Tuesday, May 1, 2012
Four days and sixteen hours from now, I will cross the starting line of the Pittsburgh Half Marathon. For nearly six months, I have been training. There have been Good Runs, and Bad Runs. There have been injuries. There have been moments when I thought myself crazy for even attempting this feat. There have been moments of elation and anticipation. And there have been many, many pieces of writing composed in my head during those endless long runs around Central Park. I may or may not have occasionally composed them out loud. Apologies to my fellow runners. Whatever gets you through right?
This past Sunday, I completed my very last long run. During that six mile loop, my mind was spinning with ways to encapsulate this entire experience. Because training is not really about a single run, Good or Bad. It is about the sum total of all those hours. About mental and physical fitness. Because, honestly, at mile ten, I'm pretty sure it is my mind, rather than my legs, that will carry me through to the finish. And whether I run, skip, walk, crawl, or am carried across the finish line, I will finish.
Somewhere around East 95th street, it came to me. How to best sum up the past six months. Before I knew it, my run was over, and a blog post was composed.
So here, for your reading satisfaction, in an homage to my amazingly talented and beautiful cousin Jena Friedman, writer extraordinaire for the Late Show with David Letterman, are the Top Ten Things I Learned While Training for the Pittsburgh Half Marathon:
10. Map My Run is the best website ever. I now know what landmark is exactly 1.5 miles from the front door of my apartment in every direction.
9. I get jealous of other runners. Even if I have already run that morning. Or even if it is a rest day. Seeing someone running instantly makes me want to don my gear and head for the park. Major change from my previous reaction of "ugh, that looks horrible, why would anyone want to do that?"
8. I do laundry just so I have clothes to run. I hate doing laundry. Loathe it. It is my absolute least favorite household chore. In law school I sometimes bought more underwear rather than do laundry. But since I started running, I find myself in the laundry room far more often than I used to be. Running clothes are way more expensive than new underwear.
7. Running requires a lot of gear. Handheld water bottle. Fuel belt. Foam roller. Running gloves. Running headband. Running hat. iPod. Headphones. Stopwatch. Not to mention t-shirts, long sleeve shirts, jackets, hoodies, shorts, tights, shoes, socks, and the like. And I kind of love it all.
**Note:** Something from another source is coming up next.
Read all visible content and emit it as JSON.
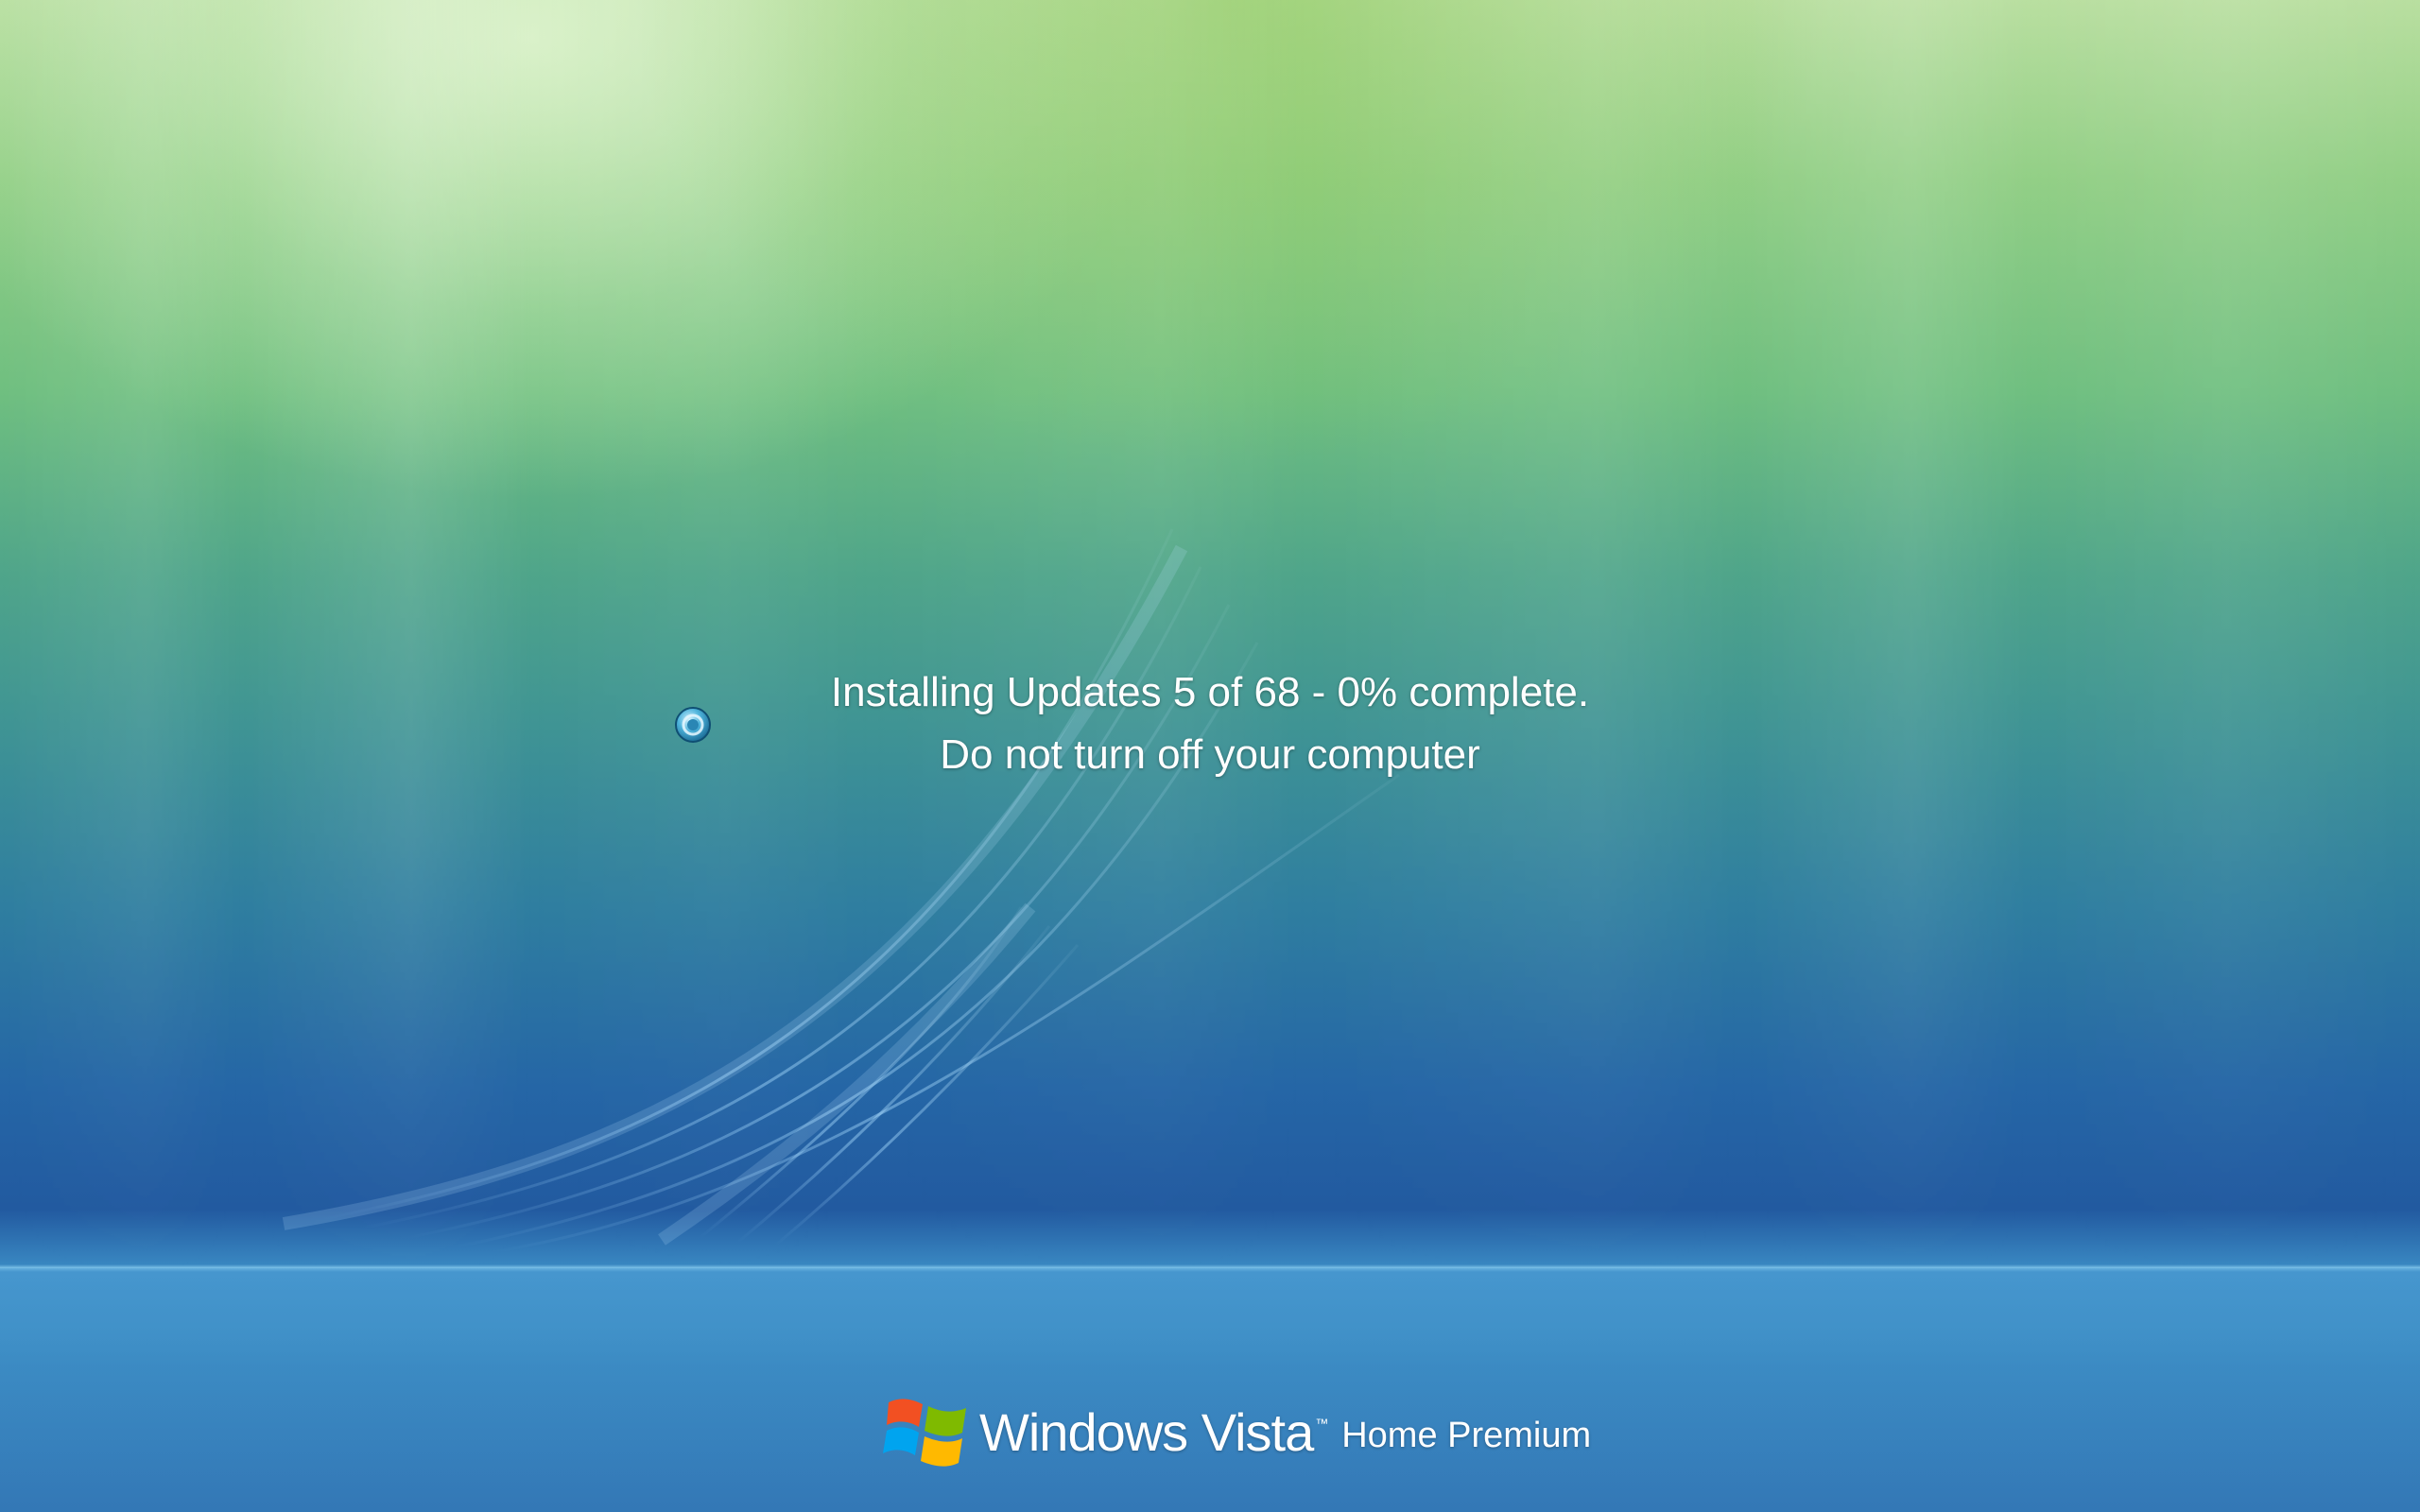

6. I love running in the morning. I have always been a morning person, but mostly a wake-up-early-and-drink-coffee-while-watching-the-news kind of person. Not a don-running-gear-and-head-to-the-park-for-a-3-mile-run kind of person. But I love it. Dearly. Unreasonably.
5. I am the kind of person runs on vacation. 5 miles in Tel Aviv. When I could have been sleeping. Or reading a book on our hotel room terrace overlooking the ocean. Or drinking coffee on the beach. Or any number of other things that don't involve physical movement of any kind.
4. I consider the aforementioned 5 miles a "short" run. I believe this lunacy needs no explanation.
3. I say "I'm never doing this again" and "I hate running" with stunning regularity, and mean it. At least once every time I hit the park.
2. Running in extreme weather is amazing. Seriously. My best runs have all been in weather I previously thought meant "stay home and watch tv. Or read. And have a snack. Do not attempt physical exercise of any kind. Even walking ten feet to the drug store is far too taxing." Heat wave. Bitter cold. Pouring rain. Blinding snow. Give me those over 65 and sunny any day. I understand this might make me a little crazy. Ok, a lot crazy.
1. I run in my dreams. No longer is my most common anxiety dream showing up for a test I haven't studied for, or leaving for the airport having not packed for a trip. I now dream about showing up late to the starting line. Or getting lost on the course. Or finishing the race dead last. Or starting the race and forgetting how to run.
So, there you have it. The culmination of six semi-insane, but superbly fun months. Friday morning, romance novels (I'll have the new book in Nora Robert's Boonsboro Inn Trilogy to help combat pre-race anxiety) and running shoes in hand, I head to Pittsburgh for the weekend. And Sunday morning, I'm (literally) off to the races.
I wonder how many blog posts I can write in my head in 13.1 miles? I think we're all about to find out.